Calendar of Events

Feb 8th

Ladino, a Language of the Jewish Diaspora

 

Speaker Dr. Adriana Brodsky, St. Mary’s College of Maryland

 

Sunday, February 8th at 1:00 p.m.

 

Included with museum admission

 

 

 

Explore Ladino, a Jewish language that developed in the wake of the expulsion of Jews from the Iberian Peninsula in 1492 as new Jewish communities settled in the Ottoman Empire.
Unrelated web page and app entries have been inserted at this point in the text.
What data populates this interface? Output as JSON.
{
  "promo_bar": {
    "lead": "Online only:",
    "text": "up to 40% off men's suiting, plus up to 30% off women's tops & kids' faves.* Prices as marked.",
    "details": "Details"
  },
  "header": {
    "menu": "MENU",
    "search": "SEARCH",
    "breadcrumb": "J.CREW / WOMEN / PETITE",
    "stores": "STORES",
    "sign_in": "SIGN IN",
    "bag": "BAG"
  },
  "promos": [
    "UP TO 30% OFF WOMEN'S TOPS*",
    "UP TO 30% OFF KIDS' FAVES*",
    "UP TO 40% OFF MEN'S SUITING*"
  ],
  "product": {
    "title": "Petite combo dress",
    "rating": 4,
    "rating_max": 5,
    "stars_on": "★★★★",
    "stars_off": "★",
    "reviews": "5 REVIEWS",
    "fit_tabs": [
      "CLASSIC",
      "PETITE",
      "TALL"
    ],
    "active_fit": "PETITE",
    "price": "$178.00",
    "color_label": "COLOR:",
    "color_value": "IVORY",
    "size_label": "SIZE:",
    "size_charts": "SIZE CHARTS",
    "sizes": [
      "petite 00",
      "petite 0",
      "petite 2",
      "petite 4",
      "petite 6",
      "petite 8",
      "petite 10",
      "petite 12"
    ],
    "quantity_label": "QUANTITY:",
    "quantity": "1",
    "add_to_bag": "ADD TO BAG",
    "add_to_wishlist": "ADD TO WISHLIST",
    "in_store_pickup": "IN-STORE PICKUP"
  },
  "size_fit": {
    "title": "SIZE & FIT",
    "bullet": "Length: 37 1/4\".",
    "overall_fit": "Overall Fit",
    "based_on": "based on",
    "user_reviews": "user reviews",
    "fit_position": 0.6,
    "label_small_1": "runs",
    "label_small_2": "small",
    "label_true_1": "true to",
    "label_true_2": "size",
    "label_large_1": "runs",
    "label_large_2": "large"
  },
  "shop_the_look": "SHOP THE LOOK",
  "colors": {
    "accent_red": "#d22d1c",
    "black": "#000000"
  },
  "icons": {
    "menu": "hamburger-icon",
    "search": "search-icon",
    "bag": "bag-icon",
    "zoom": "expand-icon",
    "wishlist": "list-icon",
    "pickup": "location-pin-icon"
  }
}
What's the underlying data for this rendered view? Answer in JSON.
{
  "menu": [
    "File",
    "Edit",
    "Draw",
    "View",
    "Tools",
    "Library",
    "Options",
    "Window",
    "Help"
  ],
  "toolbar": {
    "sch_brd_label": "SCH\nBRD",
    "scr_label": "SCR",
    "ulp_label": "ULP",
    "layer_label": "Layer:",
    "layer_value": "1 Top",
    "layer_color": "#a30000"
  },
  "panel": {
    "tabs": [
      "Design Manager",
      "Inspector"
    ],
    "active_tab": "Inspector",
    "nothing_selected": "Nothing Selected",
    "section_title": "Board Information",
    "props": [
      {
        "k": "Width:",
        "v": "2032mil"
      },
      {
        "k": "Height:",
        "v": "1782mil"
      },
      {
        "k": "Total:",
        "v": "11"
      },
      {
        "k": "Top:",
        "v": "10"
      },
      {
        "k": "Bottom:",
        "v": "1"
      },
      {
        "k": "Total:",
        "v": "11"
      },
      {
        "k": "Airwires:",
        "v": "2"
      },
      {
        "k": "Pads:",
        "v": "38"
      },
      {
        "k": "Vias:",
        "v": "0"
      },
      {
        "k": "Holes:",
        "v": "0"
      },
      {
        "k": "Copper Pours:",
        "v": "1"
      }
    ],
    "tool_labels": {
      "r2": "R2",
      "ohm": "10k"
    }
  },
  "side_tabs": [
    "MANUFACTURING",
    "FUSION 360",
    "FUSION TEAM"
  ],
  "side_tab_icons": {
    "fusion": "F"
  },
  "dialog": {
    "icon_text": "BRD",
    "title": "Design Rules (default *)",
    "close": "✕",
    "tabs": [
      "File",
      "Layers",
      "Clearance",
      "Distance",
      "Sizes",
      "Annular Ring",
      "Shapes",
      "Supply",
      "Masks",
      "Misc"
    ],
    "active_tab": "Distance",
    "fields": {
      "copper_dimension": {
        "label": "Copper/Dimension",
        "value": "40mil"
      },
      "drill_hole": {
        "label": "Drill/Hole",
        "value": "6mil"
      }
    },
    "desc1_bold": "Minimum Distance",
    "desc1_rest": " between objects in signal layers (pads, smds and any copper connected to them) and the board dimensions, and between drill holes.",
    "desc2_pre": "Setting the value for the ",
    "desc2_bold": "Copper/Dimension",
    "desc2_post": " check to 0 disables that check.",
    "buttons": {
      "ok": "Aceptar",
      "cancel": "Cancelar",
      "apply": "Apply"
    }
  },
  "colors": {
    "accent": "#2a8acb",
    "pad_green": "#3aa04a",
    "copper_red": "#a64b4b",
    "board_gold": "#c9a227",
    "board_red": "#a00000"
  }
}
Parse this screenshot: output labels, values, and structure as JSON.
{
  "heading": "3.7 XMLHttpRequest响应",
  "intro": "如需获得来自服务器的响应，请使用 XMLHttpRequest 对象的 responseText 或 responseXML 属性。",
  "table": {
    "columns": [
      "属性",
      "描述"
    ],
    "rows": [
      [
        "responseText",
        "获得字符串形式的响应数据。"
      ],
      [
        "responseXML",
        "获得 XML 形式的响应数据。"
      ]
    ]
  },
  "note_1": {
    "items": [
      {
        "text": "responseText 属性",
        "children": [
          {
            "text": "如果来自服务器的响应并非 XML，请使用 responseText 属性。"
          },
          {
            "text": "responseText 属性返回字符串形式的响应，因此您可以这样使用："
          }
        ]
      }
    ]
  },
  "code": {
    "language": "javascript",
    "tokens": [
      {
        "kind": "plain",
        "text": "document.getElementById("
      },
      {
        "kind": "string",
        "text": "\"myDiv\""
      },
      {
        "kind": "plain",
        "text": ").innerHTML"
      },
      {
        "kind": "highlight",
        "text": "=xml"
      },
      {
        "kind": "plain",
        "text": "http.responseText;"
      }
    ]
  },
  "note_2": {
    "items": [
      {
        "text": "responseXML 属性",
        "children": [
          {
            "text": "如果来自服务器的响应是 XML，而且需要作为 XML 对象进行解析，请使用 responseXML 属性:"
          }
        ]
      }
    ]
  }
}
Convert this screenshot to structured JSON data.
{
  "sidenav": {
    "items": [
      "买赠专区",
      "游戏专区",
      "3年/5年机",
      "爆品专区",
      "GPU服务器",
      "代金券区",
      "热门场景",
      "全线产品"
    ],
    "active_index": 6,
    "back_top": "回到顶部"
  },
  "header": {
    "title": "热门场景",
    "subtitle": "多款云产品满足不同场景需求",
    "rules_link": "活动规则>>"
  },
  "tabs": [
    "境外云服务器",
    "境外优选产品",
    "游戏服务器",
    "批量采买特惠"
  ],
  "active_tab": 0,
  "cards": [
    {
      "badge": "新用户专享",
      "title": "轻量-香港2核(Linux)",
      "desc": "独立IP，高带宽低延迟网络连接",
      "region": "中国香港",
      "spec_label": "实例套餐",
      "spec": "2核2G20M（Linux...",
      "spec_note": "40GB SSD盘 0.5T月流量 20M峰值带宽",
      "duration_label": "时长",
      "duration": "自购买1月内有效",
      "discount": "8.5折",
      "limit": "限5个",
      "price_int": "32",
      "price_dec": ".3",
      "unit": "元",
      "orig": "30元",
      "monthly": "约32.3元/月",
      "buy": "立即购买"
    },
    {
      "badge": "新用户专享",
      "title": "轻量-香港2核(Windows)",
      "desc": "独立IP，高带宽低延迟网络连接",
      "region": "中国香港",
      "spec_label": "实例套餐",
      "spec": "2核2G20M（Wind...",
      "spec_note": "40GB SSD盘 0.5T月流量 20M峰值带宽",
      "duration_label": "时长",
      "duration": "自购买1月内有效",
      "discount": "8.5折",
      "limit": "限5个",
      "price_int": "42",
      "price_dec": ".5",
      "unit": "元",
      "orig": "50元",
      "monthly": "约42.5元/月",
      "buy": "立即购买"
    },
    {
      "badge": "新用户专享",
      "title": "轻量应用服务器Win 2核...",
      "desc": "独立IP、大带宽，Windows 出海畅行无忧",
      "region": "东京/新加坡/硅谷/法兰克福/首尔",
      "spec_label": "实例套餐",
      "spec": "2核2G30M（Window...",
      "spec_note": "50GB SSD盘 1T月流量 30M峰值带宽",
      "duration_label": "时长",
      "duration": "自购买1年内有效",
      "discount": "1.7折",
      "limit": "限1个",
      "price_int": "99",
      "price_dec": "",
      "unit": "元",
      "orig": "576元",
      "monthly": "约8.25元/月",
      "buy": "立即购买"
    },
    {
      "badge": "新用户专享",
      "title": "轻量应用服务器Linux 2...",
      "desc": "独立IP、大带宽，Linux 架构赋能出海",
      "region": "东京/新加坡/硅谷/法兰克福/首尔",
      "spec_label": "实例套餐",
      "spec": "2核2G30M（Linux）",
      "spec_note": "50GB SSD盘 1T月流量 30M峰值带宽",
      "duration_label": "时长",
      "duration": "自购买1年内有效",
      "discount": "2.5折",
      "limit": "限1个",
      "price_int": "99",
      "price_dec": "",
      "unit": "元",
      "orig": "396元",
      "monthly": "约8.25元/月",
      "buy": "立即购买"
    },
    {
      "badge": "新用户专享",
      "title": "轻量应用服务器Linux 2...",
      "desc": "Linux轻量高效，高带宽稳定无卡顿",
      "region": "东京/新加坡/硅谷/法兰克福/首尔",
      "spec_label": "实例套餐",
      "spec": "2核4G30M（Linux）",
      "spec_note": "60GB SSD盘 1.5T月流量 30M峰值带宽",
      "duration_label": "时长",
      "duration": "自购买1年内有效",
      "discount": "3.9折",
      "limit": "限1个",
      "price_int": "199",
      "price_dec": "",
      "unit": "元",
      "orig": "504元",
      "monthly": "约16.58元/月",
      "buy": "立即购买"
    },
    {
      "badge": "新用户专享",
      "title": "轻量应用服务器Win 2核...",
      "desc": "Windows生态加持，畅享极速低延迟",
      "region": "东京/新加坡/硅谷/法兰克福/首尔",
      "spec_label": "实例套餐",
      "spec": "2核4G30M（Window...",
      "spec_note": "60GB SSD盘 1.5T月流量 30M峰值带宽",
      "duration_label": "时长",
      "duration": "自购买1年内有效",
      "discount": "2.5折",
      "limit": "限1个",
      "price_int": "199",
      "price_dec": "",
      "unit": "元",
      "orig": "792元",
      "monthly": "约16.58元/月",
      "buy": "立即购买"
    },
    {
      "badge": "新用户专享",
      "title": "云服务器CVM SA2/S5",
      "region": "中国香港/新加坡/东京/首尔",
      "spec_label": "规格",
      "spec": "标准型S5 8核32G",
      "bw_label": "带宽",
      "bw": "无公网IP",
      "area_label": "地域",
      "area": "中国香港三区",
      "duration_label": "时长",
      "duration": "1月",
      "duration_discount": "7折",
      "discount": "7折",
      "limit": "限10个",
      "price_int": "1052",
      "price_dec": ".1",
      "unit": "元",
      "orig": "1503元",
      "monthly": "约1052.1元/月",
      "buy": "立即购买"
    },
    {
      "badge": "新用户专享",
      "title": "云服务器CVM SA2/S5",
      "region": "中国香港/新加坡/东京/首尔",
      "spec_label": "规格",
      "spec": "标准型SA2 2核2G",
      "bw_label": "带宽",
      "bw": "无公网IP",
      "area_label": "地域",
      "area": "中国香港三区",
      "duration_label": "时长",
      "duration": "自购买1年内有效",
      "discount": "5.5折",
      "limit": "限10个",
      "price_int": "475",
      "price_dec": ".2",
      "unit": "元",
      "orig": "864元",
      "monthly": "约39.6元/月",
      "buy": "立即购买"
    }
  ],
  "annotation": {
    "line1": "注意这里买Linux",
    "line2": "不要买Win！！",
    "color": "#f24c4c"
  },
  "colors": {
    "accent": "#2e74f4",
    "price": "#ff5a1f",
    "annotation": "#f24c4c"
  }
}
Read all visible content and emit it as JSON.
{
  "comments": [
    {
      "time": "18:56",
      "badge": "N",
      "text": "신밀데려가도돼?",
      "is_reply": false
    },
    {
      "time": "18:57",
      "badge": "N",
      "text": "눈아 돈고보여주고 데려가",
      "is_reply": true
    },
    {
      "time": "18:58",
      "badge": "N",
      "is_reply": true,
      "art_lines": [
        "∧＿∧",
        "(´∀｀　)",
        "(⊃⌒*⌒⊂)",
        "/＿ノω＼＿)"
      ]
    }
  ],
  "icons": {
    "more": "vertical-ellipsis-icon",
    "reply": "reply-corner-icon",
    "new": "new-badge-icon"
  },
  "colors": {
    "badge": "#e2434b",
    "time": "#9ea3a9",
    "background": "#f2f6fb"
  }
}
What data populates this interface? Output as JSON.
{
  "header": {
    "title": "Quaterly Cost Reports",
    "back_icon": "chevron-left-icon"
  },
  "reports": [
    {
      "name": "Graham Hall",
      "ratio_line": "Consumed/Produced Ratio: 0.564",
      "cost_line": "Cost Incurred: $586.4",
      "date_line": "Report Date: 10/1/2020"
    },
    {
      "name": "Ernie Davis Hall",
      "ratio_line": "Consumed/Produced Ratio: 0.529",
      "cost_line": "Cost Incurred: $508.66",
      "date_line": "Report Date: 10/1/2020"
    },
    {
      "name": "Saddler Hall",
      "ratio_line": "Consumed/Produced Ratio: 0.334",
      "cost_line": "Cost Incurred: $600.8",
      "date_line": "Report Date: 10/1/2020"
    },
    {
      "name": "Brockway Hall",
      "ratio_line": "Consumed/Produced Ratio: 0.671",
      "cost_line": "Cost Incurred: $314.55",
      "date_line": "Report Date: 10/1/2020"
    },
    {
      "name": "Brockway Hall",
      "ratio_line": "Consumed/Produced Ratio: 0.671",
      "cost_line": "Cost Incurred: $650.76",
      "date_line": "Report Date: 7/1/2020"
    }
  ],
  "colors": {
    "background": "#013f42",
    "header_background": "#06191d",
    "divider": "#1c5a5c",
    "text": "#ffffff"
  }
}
Professor Brodsky will introduce the history of this language, and present examples of the Ladino in early 20th Century America, as well as old and modern ladino songs.  Although many argue that Ladino is ‘dead,’ especially after the extermination of entire ladino-speaking Sephardi communities during the Holocaust, this talk shows that, in fact, this Jewish language is alive and well.

 

 

Adriana M. Brodsky, Associate Professor of Latin American History at St. Mary’s College of Maryland, obtained her PhD from Duke University in 2004.  She has published on Sephardi schools in Argentina, and on Jewish Beauty Contests.  Her new project explores the experiences of Argentine Sephardi youth in the 1960s-1970s.

 


Jan 25th

70th Anniversary of the Liberation of Auschwitz Memorial Program: A Town Known As Auschwitz: The Life and Death of a Jewish Community

 

Speaker Shiri Sandler, Museum of Jewish Heritage – A Living Memorial to the Holocaust

 

Sunday, January 25th at 1:00 p.m.

 

Included with Museum Admission

 

 

The town of Oświęcim – today in Poland – has been called by different names, in different languages, at different times. Though it has a long and varied history, the town is known for one thing: Auschwitz. Yet for centuries prior to World War II, Jews and non-Jews lived side by side in Oświęcim and called it home. Join Shiri B. Sandler, U.S. Director the Auschwitz Jewish Center in Oświęcim, Poland, to gain insights into the history of the formerly Jewish town that has become known as the symbol of the Holocaust.

 

 

Shiri Sandler runs the AJC’s programming for American students, including Holocaust and ethics programming for US military students. Formerly Shiri was the Manager of International Programs at the Museum, where, in addition to being the liaison for the Auschwitz Jewish Center, she coordinated the Fellowships at Auschwitz for the Study of Professional Ethics, a series of ethics programs for law, medical, business, seminary, and journalism students. Shiri received a Master’s degree in Modern European History from Brown University and her bachelor’s degree from Cornell University.

 

Image:

Marta Swiderska (left) and Olga Pressler (right), 1934, Oświęcim. Collection of the Auschwitz Jewish Center.


Jan 18th

The Sephardic Atlantic: Mendes I. Cohen and the Story of Early American Jewry

 

Speaker Dr. Ronnie Perelis, Yeshiva University

 

Sunday, January 18th at 12 p.m.

 

Included with Museum Admission

 
Before there were thriving Jewish communities in cities such as Baltimore, Philadelphia, New York, Charleston and Savannah, most Jews in the Americas lived in the Caribbean. They were part of a dynamic Sephardic network of trade and culture which connected major metropolitan centers such as Amsterdam and London to colonial ports such as Curacao and Kingston. The first American Jews were connected through their Atlantic connections. We will explore how early American Jews such as Mendes I. Cohen were a part of this global Jewish community.

 

 

Ronnie Perelis is the Chief Rabbi Dr. Isaac Abraham and Jelena (Rachel) Alcalay Chair and Assistant Professor of Sephardic Studies at the Bernard Revel Graduate School of Jewish Studies of Yeshiva University. His research explores the connections between Iberian and Jewish culture during the medieval and early modern periods.